Admissions Bring Relief and Stress to Seniors


photo courtesy of AP Images

A student works outside of Ehrighaus dormitory at the University of North Carolina in Chapel Hill, Tuesday, Aug. 18, 2020.

Grace McGinness, Sports Editor

Deadlines are starting to creep up faster and faster every time students open the Common App, the guidance office is busier than ever and essays are being written and revised with urgency.

This is college application season.

Early action and early decision deadlines are less than a month away now, with many colleges’ deadlines being Nov. 1 or Nov. 15.  The University of North Carolina at Chapel Hill’s deadline is even closer, coming in today, Oct. 15.  

College prep books and websites say that students should start planning for college starting in Freshman year.  This starts with making a list, taking the PSAT, making another list, taking another PSAT, making another list, taking the ACT and SAT and so on until senior year is suddenly here.

But are students actually prepared to apply for college even after all of this prep work?

The Common App essay is typically the most foreboding part of college applications, with a vague prompt and broad range for word count, this essay is challenging for many. 

Senior Alaina Hall said she started by first applying to colleges without the Common App essay requirement and plans to wait until the last minute to apply to colleges that do require the essay.  

Hall isn’t the only one threatened by this essay.  

The Common App essay has no defined prompt, something so broad that many students have no idea where to start.  

Senior Danielle Huene said that even as someone who’s been guided through the process both by her English teacher and her mom, an SIUE admissions counselor, she has still struggled with some parts of the application. 

“I was [always] on the ball for FAFSA, The ACT, etc.

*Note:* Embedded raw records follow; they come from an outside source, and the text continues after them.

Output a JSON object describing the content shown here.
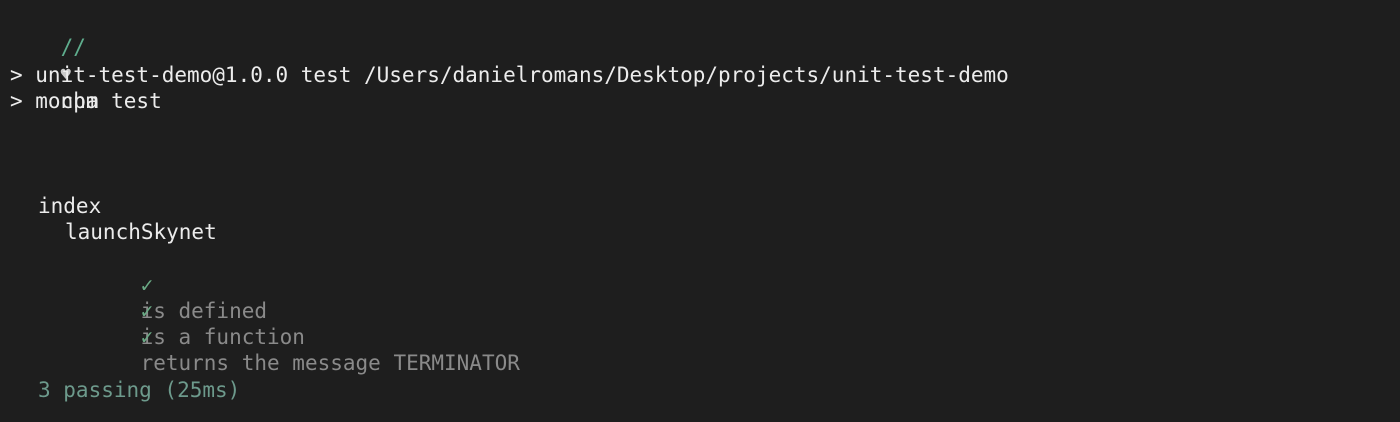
{
  "prompt": {
    "prefix": "//",
    "heart_icon": "♥",
    "command": "npm test"
  },
  "npm_output": [
    "> unit-test-demo@1.0.0 test /Users/danielromans/Desktop/projects/unit-test-demo",
    "> mocha"
  ],
  "suite": {
    "name": "index",
    "subsuite": "launchSkynet",
    "check_icon": "✓",
    "tests": [
      "is defined",
      "is a function",
      "returns the message TERMINATOR"
    ]
  },
  "summary": "3 passing (25ms)"
}
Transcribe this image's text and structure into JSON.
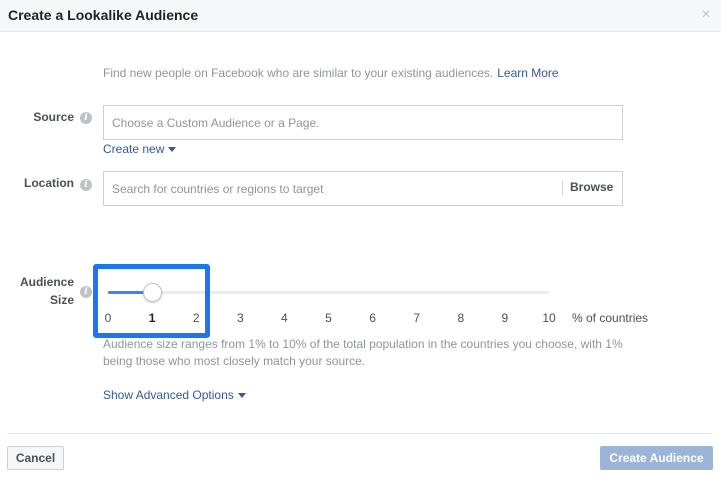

But the essays intimidate me,” Huene said.  

Though students aren’t completely certain about all parts of their applications, most are confident.  

Senior Mitchell White said he feels ready to submit his applications after his English teacher walked them through the process.  “Mrs. Warner went through it with us,” he said.  “She helped with essays, interviews, and the college search too.”

Senior Sydney Lane feels the same way.

“My counselor and family have helped me with my transcript, letters of recommendation, college essays, NCAA requirements, and guiding me through the Common App,” she said.

Lane is grateful for all of the help she’s received through the process.  

“I was very fortunate to have lots of help, and all the questions I had were answered promptly.”